My Asset Allocation Oct. 2009

by | Oct 18, 2009 | Multi Currency Investing

Last update we saw my currency allocation and why I like turkey as a place to invest.  See that breakdown here

Here is my current liquid asset allocation.


Jyske Invest  Turkey Equity Fund          TRY-EUR        1%

Jyske Invest  European Equity                EUR-            2%

Jyske Bank Share                                   DKK          2%

Bank of Florida                                        US$          1%

Total Equity Position                                              6%

Emerging Bonds

Jyske Invest Emerg Bonds Fund          EMCS              8%

EuroInvest Bank Bond                             TRY            4%
Brazil Government Bond                          BRL            8%
Hungary Government Bond                     HUF            6%

EMCS (emerging market currency spread)

Emerg Bonds Total                                                26%


Jyske Invest Danish Bond Fund                DKK            14%

Jyske Invest  European  Bond Fund          EUR            12%

Caisse D’Amort Dette Bond                        EUR           5%

Jyske Invest Swedish  Bond Fund              SEK            4%

Total Bonds                                                              35%


US$                                                                         15%

GBP                                                                           8%

EUR                                                                           7%

CAD                                                                            2%

NZD                                                                            2%

Total Cash                                                                 34%

There are three main reasons for this shift.

First I simply had too many euro in the portfolio without a solid economic foundation. In 2007 and 2008 the euro seemed the least bad place to go.

Second, as the global economy creaks into recovery mode, euro interest rates are lagging behind. This is creating a global monetary policy divergence.

The Reserve Bank of Australia (RBA) recently raised its benchmark interest rate to 3.75%.   The divergence comes because economies around the globe are in different monetary cycles. Australian, Norwegian and Canadian economies are picking up so interest rates are beginning to rise.  Rates in the Eurozone and US. remain low.

The European Central Bank (ECB) and the Fed have  left their base rates unchanged.

This means that right now AUD, CAD and NOR bonds offer better returns.

Later if Euro rates rise, the price of bonds denominated in euro will fall.

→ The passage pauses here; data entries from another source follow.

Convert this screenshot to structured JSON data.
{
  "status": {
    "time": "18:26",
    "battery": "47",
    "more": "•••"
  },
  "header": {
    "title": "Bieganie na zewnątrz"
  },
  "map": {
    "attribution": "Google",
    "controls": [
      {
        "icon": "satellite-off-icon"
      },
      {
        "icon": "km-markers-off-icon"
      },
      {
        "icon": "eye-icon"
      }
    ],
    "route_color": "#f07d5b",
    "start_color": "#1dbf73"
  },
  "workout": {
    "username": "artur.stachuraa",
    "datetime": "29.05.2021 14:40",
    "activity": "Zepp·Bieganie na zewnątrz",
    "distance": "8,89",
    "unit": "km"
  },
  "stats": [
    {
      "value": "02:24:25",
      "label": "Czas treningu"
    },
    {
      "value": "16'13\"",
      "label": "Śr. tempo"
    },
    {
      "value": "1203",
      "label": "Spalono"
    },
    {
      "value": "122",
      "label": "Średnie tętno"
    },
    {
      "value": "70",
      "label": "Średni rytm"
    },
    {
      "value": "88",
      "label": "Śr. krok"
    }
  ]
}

Third Greece has problems that are likely to push the euro rate up.

A number of credit-rating agencies have stated that the economic slowdown and the financial crisis have put extra pressure on Greece’s public finances, which were already in a shambles.

These agencies have put Greece on a credit watch and question whether Greece will be able to service its debt obligations.

This will most likely force other euro-zone countries to support Greece

Greek budget deficits have been much higher than expected.

The budget deficit for 2009 was raised to just above 12% against the previous forecast of approx. 6%, and the prospects for the public debt indicate
that it will increase from 100% of GDP today to  130% in the course of the next two years.

The Problem for the EU is that of they support Greece, other countries may become more likely to be fiscally  be negligent with deficits.

If Greece defaults, this could cause interest rates in the entire euro-zone to rise.
There has never been a default by an EU nation and there is no system in the EU to deal with this… so whatever solution it is likely to be muddled and cause interest rates to rise and the euro to weaken.

I also exited Hungary because the problems in the Hungarian economy (and hence the strength of the florin) are numerous and fundamental.

First, Hungary’s growth trend is basically weak.  The median age of Hungary’s population is rising quickly to start.  The Hungarian birth rate is low.  An increasing  portion of the population is over 60. This adds to government obligations and reduces the number of taxpayers to finance that obligation.

Next Hungarian government debt got out of hand beginning in 2005 as domestic consumption weakened. This led to government spending to support the economy.

Supply side government spending does not work in diminishing populations.
Hungary, has a population of 10 million. Three million of that population are pensioners.  The Hungarian government also provides benefits to accident victims, the disabled, military and police veterans, mayors, widows, farmers, miners and “excellent and recognized” artists. The average Hungarian retires at 58, and just 14% of Hungarians between 60 and 64 are working, compared with more than half of Americans.

Hungary has run fiscal deficits for years to pay for social programs, and its annual tab for pensions now surpasses 10% of its gross domestic product.

Hungary needs to increase their exports to stimulate its economy.  Success in exports requires demand (harder to get right now) and competitiveness, so exchange rates matter.  This creates a downwards pressure on the forint.

Hungary’s economy is slwong. Third-quarter GDP contracted by 7.1% year on year in the July-September period compared to the 7.5% fall in Q2 .Quarter on quarter the economy contracted by1.8%, the sixth quarter in a row that the economy has shown negative growth.

Inflation looks stronger. Hungary’s consumer prices rose 5.2% year on year in November, an acceleration from the previous month (4.7%). Month on month prices were up 0.3% . .

Unemployment is rising and reached 9.9% in October.

Hungary’s government deficit in 2010 could be as high as 7-8% of GDP and an election looms ahead.

For those interested there is a good analysis of Hungary’s problems at

Poland and the zloty seems to have better conditions at this time.